Financial assistance

Washington sues Swedish and Providence hospitals over collections

SEATTLE — Washington has filed a lawsuit against five Swedish hospitals and nine affiliated with Providence, alleging they aggressively collected payments from thousands of low-income Washingtonians who should have been eligible for charitable care.

According to the lawsuit, filed Thursday in King County Superior Court, hospitals sent collection notices to more than 50,000 Washingtonians who were low-income and legally entitled to charitable care, committing thousands of health care law violations. consumer protection in the process.

As the Attorney General’s Office (AGO) explains, Washington’s charitable care law means that low-income residents don’t have to pay hospital costs whether they’re insured or not.
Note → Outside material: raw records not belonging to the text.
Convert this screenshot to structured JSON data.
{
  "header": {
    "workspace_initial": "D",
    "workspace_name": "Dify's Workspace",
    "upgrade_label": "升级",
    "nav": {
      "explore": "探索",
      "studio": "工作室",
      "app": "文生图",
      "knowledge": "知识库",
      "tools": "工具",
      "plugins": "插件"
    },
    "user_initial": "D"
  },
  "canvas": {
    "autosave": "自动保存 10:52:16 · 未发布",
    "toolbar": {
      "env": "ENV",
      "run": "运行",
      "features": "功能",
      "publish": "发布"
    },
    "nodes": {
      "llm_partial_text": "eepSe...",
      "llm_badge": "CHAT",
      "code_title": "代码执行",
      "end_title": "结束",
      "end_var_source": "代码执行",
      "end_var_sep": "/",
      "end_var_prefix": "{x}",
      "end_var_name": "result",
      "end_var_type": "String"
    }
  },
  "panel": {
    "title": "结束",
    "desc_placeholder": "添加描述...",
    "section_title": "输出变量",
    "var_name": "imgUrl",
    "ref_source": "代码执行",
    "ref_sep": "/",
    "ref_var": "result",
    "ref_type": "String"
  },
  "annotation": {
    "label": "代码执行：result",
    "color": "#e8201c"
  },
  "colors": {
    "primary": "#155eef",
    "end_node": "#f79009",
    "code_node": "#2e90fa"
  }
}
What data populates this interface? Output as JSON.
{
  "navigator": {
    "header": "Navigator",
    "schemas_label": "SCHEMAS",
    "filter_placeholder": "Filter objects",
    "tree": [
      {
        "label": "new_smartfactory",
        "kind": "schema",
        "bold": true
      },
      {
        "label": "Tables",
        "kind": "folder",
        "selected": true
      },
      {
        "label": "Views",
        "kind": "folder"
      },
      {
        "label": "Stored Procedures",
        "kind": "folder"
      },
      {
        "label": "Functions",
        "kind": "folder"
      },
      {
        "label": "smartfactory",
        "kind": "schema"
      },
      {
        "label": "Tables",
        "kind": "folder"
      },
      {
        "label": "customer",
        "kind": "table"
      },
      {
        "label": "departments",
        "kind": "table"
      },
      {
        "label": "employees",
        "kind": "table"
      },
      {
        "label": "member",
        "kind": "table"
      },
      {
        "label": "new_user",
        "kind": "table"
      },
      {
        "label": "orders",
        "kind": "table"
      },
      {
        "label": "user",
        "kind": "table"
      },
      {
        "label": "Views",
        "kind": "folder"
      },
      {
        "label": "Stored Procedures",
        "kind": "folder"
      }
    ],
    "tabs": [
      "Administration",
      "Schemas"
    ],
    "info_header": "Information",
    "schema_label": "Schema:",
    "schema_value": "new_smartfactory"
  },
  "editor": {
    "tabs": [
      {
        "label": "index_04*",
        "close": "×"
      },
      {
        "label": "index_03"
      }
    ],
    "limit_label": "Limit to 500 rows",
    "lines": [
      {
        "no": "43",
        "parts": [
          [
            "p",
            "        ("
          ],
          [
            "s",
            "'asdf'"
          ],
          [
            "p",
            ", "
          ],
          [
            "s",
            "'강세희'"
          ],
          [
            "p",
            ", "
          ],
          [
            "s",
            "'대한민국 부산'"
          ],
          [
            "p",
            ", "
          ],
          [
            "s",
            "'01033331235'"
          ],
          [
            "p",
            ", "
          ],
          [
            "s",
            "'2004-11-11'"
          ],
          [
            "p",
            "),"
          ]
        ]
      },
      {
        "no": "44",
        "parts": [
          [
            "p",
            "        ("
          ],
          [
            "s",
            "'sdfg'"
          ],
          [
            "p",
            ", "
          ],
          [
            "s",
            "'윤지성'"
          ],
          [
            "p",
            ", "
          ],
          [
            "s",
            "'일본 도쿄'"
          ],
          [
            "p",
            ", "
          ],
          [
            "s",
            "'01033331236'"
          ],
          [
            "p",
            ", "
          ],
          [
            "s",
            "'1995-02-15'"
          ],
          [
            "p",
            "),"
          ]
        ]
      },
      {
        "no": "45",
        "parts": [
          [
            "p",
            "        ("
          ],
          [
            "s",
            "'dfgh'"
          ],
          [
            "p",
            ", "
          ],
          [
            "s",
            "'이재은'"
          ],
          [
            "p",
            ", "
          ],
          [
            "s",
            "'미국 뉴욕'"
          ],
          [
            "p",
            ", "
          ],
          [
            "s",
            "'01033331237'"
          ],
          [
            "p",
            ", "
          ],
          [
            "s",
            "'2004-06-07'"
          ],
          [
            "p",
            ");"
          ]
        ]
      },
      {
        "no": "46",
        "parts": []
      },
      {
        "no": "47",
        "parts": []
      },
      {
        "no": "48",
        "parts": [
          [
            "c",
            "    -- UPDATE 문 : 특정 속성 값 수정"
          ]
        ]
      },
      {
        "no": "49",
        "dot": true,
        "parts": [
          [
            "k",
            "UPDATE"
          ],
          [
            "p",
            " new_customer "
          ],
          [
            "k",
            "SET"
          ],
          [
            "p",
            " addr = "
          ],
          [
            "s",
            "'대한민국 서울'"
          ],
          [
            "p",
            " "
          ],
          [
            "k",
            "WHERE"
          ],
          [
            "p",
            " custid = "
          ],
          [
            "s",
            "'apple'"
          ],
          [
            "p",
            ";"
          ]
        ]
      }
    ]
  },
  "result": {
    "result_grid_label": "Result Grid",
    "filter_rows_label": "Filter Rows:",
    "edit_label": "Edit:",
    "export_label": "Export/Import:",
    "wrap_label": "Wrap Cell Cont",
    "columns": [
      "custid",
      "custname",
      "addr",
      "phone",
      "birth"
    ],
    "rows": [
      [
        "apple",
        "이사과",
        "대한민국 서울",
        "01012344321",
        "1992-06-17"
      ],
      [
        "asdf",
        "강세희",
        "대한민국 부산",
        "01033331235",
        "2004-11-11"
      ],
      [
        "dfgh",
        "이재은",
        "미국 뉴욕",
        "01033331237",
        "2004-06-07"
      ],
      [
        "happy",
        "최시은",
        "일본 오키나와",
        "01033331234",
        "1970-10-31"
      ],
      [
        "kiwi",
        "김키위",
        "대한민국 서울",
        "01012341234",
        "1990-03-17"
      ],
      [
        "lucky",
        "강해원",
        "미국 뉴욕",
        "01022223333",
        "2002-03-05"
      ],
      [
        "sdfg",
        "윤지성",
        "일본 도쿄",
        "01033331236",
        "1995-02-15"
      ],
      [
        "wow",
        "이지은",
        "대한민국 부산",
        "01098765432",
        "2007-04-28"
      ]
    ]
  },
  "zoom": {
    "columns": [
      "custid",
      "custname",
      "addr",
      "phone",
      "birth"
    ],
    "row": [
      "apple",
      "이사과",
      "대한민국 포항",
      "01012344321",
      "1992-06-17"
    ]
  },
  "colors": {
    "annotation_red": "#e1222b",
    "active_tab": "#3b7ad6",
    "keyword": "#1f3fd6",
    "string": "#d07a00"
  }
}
Despite this, according to the lawsuit, Swedish hospitals trained their employees to “aggressively collect payments without regard to a patient’s eligibility for financial aid“, telling employees “do not accept the first no”.

Attorney General Bob Ferguson and his team discovered the problem after receiving several complaints from patients who felt they had been overburdened.

“Ferguson’s lawsuit alleges that Providence, Swedish and Kadlec have developed and encouraged a corporate culture that prioritizes collection over charitable care, aggressively attempting to collect payment at the time of treatment and continuing to collect after the treatment even when hospitals know a patient is eligible for financial assistance,” the AGO said in a press release. “The Attorney General’s Office investigation found that hospitals are training employees to request payment in a way that implies payment is expected, while obscuring a patient’s right to seek charitable care.”

Since 2018, hospitals have sent 54,000 patient accounts for debt collection, even though those patients were eligible for financial aid. Together, the 54,000 patients accumulated more than $70 million in debt that they should have been able to cancel.

“Charitable care helps low-income families avoid crushing medical debt by making financial assistance available to those who qualify,” Ferguson said. “Hospitals cannot mislead Washingtonians about their legal right to access medical financial assistance. They must obey the law and ensure low-income patients have access to the resources they need.”

The lawsuit alleges the illegal collections took place at Swedish Health Services hospitals in Seattle, Issaquah and Edmonds, as well as Providence Health & Services Washington nonprofits in Spokane, Everett, Olympia, Chentralia, Chewelah. , Colville and Walla Walla. The lawsuit demands that hospitals immediately stop these collection tactics and offer refunds, plus interest, to the thousands of patients who paid for care when they should have received financial assistance. It is also asking for debt relief or forgiveness for patients who still owe money.